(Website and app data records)

....

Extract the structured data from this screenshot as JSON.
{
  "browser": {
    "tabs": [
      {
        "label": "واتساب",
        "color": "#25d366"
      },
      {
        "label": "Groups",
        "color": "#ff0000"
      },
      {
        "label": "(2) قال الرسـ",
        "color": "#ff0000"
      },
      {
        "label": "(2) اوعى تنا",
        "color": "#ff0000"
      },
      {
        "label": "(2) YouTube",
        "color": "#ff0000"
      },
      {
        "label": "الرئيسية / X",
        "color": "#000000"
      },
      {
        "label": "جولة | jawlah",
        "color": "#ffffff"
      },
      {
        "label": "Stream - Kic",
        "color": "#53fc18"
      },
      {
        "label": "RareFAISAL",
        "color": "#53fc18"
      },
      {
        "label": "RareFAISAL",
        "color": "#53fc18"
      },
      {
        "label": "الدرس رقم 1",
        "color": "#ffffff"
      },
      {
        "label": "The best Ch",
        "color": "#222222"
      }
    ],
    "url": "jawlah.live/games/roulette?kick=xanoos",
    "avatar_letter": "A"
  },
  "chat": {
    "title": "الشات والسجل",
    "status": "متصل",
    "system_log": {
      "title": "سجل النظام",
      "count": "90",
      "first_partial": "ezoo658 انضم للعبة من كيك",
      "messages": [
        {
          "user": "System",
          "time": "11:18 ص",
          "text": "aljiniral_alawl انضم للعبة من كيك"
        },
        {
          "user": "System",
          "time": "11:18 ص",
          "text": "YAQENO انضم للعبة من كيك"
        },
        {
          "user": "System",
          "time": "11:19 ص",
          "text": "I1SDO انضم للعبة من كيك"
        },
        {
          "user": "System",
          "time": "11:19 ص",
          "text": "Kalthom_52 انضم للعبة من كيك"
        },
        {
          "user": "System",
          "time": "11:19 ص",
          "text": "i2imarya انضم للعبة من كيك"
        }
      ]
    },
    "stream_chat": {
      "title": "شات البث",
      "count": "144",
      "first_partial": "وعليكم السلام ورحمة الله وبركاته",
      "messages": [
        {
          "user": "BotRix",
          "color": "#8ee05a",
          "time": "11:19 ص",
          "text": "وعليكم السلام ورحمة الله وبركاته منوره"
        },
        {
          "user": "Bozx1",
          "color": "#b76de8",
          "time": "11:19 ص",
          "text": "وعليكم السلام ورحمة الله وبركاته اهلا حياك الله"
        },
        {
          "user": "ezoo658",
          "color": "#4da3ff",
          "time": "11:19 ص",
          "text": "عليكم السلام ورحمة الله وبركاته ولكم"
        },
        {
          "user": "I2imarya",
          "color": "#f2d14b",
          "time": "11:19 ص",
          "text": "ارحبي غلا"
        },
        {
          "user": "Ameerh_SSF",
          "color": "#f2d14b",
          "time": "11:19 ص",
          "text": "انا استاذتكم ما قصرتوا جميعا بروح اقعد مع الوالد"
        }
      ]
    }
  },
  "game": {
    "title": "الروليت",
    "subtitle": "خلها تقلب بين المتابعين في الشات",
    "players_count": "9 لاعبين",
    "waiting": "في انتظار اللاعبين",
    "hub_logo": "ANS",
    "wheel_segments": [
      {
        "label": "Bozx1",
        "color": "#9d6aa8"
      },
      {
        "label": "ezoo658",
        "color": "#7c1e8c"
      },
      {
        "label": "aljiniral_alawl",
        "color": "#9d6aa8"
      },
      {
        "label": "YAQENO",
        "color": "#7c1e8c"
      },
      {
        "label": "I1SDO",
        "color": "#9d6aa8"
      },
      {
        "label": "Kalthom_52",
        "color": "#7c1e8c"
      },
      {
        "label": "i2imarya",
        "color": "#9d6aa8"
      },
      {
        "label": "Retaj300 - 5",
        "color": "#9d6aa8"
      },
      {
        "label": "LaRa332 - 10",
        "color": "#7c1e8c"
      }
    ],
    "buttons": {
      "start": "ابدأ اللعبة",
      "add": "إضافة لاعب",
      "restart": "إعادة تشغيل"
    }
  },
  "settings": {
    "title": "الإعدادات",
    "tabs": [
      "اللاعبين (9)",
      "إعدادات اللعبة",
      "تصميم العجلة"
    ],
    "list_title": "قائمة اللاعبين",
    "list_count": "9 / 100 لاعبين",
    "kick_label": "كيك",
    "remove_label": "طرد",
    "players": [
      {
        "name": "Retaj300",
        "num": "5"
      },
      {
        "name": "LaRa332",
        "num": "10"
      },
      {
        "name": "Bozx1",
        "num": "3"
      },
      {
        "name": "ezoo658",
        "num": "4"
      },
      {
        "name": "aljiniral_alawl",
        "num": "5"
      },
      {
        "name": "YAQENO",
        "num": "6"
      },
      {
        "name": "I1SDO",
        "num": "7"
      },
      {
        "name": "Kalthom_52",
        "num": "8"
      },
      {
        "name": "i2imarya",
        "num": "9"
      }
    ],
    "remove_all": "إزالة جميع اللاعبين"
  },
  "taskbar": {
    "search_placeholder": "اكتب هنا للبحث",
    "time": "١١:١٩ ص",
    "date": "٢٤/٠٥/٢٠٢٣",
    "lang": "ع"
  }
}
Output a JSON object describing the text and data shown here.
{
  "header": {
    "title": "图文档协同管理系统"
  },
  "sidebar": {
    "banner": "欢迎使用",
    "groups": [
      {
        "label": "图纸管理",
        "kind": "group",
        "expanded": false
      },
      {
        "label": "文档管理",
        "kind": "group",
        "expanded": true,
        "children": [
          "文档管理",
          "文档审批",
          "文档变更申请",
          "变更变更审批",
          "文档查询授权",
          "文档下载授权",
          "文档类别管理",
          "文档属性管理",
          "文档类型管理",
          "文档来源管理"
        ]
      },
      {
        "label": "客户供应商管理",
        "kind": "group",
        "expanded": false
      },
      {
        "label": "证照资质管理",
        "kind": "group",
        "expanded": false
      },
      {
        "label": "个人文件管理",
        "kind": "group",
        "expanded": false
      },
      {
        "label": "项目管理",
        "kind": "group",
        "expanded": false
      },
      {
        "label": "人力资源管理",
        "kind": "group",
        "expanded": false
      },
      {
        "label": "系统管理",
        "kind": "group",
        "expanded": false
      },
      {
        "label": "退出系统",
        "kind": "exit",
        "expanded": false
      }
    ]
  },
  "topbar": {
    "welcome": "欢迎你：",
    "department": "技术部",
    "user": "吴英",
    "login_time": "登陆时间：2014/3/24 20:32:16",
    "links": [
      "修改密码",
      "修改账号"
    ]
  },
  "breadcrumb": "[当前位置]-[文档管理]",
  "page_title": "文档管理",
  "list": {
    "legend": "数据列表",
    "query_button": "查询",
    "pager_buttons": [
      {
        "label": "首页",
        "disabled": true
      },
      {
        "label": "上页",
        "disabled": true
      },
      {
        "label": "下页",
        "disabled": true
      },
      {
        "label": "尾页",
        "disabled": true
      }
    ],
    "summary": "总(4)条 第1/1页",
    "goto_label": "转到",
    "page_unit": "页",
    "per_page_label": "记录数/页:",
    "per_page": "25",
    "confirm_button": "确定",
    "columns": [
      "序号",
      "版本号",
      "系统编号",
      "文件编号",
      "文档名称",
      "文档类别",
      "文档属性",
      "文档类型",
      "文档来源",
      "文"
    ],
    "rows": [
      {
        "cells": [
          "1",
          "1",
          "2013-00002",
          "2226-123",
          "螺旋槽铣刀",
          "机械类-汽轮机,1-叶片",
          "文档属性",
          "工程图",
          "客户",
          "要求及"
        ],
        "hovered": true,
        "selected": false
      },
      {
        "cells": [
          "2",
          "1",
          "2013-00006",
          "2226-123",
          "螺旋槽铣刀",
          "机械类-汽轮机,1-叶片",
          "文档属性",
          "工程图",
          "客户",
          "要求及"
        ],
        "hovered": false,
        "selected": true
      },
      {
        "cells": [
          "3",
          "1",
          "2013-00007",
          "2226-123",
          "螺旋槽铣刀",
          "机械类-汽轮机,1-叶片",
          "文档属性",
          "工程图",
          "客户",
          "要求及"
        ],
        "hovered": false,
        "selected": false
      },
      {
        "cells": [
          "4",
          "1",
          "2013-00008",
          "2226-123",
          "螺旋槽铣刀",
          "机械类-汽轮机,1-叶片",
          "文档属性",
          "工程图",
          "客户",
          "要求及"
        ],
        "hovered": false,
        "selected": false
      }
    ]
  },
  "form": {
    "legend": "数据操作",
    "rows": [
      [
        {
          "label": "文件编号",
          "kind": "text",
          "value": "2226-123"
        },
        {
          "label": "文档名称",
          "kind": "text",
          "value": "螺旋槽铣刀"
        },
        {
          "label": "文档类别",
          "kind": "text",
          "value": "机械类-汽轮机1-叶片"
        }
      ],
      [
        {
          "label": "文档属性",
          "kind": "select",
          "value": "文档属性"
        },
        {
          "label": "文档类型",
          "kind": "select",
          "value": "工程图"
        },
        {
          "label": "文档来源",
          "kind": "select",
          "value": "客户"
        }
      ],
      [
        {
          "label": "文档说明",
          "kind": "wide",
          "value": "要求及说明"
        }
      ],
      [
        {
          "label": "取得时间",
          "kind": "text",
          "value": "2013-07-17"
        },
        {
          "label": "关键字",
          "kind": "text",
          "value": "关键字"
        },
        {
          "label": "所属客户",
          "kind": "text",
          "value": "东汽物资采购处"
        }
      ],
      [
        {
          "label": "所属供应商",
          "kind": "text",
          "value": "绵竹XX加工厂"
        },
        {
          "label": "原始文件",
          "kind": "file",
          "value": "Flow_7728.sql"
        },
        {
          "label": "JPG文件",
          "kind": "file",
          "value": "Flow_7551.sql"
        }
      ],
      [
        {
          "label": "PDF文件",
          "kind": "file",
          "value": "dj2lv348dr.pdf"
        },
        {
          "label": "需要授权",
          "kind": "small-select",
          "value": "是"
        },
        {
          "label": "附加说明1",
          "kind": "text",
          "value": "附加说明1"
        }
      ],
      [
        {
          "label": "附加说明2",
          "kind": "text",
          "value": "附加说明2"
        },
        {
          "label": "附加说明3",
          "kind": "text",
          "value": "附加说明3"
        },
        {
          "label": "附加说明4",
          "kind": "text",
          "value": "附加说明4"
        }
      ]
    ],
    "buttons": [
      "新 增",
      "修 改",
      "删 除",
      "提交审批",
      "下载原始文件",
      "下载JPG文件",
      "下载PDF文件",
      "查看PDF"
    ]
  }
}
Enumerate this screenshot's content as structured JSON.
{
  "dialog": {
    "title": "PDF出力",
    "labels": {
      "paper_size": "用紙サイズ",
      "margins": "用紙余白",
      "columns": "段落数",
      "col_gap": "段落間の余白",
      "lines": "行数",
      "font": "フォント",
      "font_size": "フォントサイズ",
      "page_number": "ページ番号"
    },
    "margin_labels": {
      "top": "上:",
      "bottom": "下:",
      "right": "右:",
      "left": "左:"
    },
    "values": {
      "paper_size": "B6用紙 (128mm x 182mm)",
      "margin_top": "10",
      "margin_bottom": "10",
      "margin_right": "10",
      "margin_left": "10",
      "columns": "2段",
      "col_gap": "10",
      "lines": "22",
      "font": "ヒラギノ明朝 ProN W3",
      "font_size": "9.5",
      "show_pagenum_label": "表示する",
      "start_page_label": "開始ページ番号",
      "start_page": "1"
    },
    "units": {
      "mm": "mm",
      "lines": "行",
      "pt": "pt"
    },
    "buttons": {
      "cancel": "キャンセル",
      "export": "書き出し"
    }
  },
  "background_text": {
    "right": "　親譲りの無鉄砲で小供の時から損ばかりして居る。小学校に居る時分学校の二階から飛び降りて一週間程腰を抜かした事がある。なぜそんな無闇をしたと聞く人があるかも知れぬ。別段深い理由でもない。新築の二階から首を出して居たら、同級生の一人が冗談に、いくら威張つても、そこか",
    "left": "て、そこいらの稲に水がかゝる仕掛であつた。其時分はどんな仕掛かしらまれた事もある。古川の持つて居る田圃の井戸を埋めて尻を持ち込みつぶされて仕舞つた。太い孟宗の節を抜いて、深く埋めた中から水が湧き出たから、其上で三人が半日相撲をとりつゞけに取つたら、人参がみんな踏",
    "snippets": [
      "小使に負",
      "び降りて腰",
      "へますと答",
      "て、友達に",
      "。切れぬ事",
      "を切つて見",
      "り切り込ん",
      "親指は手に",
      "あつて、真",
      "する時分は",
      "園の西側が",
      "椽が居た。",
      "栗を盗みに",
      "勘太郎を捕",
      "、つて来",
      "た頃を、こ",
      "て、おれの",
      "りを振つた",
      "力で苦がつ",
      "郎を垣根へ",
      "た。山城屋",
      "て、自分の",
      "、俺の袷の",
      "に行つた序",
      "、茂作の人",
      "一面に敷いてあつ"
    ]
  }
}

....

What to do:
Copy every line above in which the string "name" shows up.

Response below:
        "name": "Retaj300",
        "name": "LaRa332",
        "name": "Bozx1",
        "name": "ezoo658",
        "name": "aljiniral_alawl",
        "name": "YAQENO",
        "name": "I1SDO",
        "name": "Kalthom_52",
        "name": "i2imarya",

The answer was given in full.